Pyrus calleryana, or the Callery pear, is a species of pear tree native to China and Vietnam, in the family Rosaceae. It is most commonly known for its cultivar 'Bradford', widely planted and increasingly regarded as an invasive species.

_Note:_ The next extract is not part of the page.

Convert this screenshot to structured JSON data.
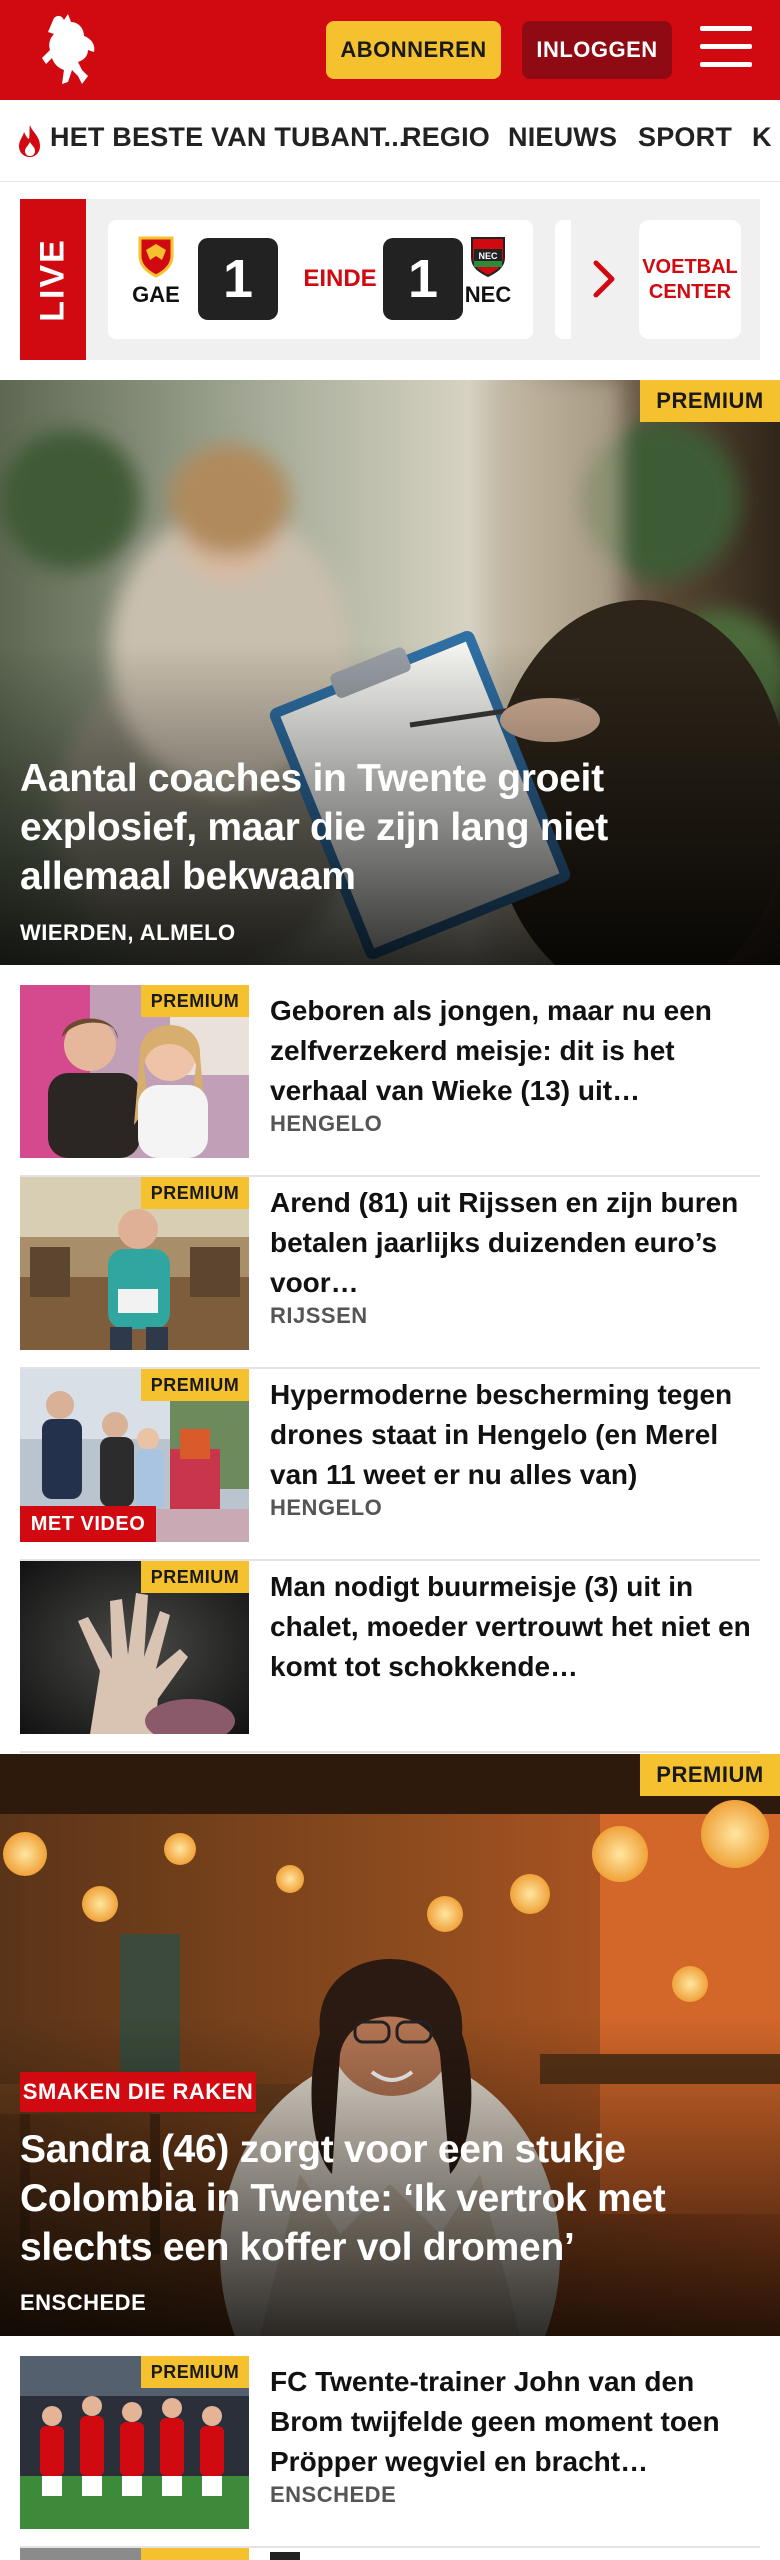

Pyrus calleryana is deciduous, growing to 5 to 8 m (16 to 26 ft) tall, often with a conical to rounded crown. The leaves are oval, 4 to 8 cm (1 1⁄2 to 3 in) long, glossy dark green above, on long pedicels that make them flash their slightly paler undersides in a breeze. The white, five-petaled flowers are about 2 to 2.5 cm (3⁄4 to 1 in) in diameter. They are produced abundantly in early spring before the leaves expand fully. The inedible fruits of the Callery pear are small (less than one cm in diameter), and hard, almost woody, until softened by frost, after which they are readily taken by birds, which disperse the seeds in their droppings. In summer, the shining foliage is dark green and very smooth, and in autumn the leaves commonly turn brilliant colors, ranging from yellow and orange to more commonly red, pink, purple, and bronze.